The Market, Energy, And Political Page, T+52 -- December 27, 2018

Maria Energy, current position, Mediterranean Sea, east of Malta, south of Sardinia; site says destination arrival is scheduled for December 30, 2018, but destination still not confirmed. Tracking here. Original story here. Destination: TBC (to be confirmed).

Bias: sometime ago I suggested to a reader that that stock market volatility is very, very suspicious. I think I may have even mentioned that on the blog. I understand that there can be wild gyrations on the stock market, bu they usually seem to be somewhat explainable. In this case, nothing explains the wild gyrations. But I digress. This is what I find very strange. How do we go from talking about 4% to 6% GDP growth to talk of a recession in less than six months. Perhaps this is why. See this link

EPA preparing to shut down; due to "partial government shutdown." Link here

Marathon Petroleum donates $35,000 to Mandan, ND, public schools. From The Bismarck Tribune. Donation to support a welding and agriculture mechanics program at Mandan High School.

Disconnect: it was my understanding that gold and oil were inflation-hedge investments. Gold is trading at $1,200  -- well off it's recent high of $1,800 and trending lower. And oil? Well, well all know that story.

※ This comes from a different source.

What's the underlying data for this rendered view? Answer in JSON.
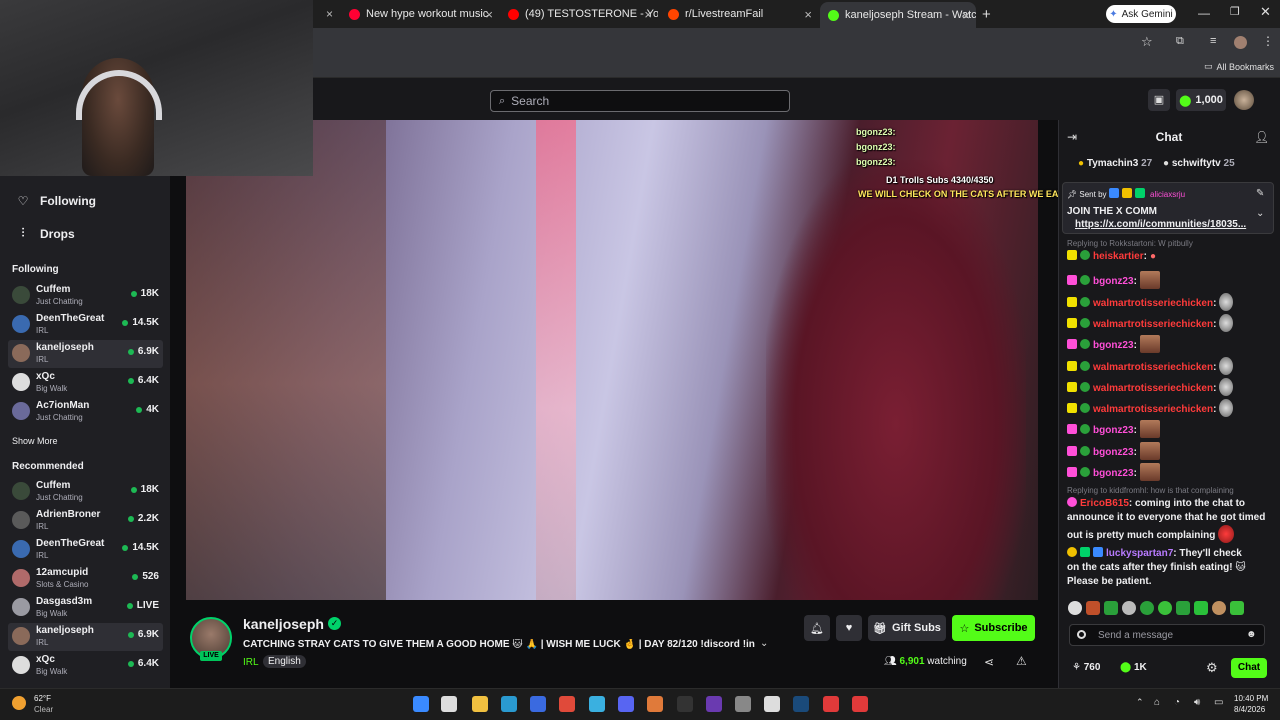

LNG import records set by China: link here. Data points:
  • cold weather and China's gasification efforts pushed LNG imports to a record high
  • NE Asia: China, Taiwan, Japan, South Korea
  • 20.5 million tons since the start of December
  • previous record set last January, 2018: 19.5 millions tons
  • China: 6.5 million tons, up 6% from November
  • China: November, 2018, vs November, 2017, y-o-y increase of almost 50%
  • China: first 11 months of this year: LNG increased by 44% year-over-year
  • China: on course to easily beat the full-year LNG import record of 38 million tons (2017)
Record US production: daily US LNG production hits record high of 5.28 Bcf in Christmas week -- from twitter. See this from SeekingAlpha.
  • the approaching 2019 will be the most significant year ever for the U.S. liquefied natural gas export business 
  • global gas demand will continue to soar, perhaps surpassing oil to become the world's main fuel within 10 years
  • Next year really is: "the beginning of the boom."
    The U.S. is poised to triple export capacity to around 10 Bcf/d by the end of next year, and we could be on our way to be the world's largest exporter before 2025. And in a "second wave" of activity, federal regulators will decide the fate of an additional 13 pending projects by the end of 2019.
    For an industry that just started in February 2016, U.S. LNG has quickly been extending to all corners of the globe. Yet, neighbor and friend Mexico has received 20% of all U.S. LNG exports, with South Korea second at 19%. At some point though, Mexico's primary position will slide because the country wants to produce more of its own gas and build more pipelines to gain greater access to cheaper U.S. piped gas. For example, piped U.S. supply to Mexico has averaged $3.18 per MMBtu so far this year, compared to $4.59 for U.S. LNG to Mexico.
Holiday sales: see link above
  • last year (2017)
    • a record $598 billion dollars — up $33 billion from last year; up 6%
  • this year (2018)
    • a record $850 billion dollars — up $252 billion from last year; up 42%.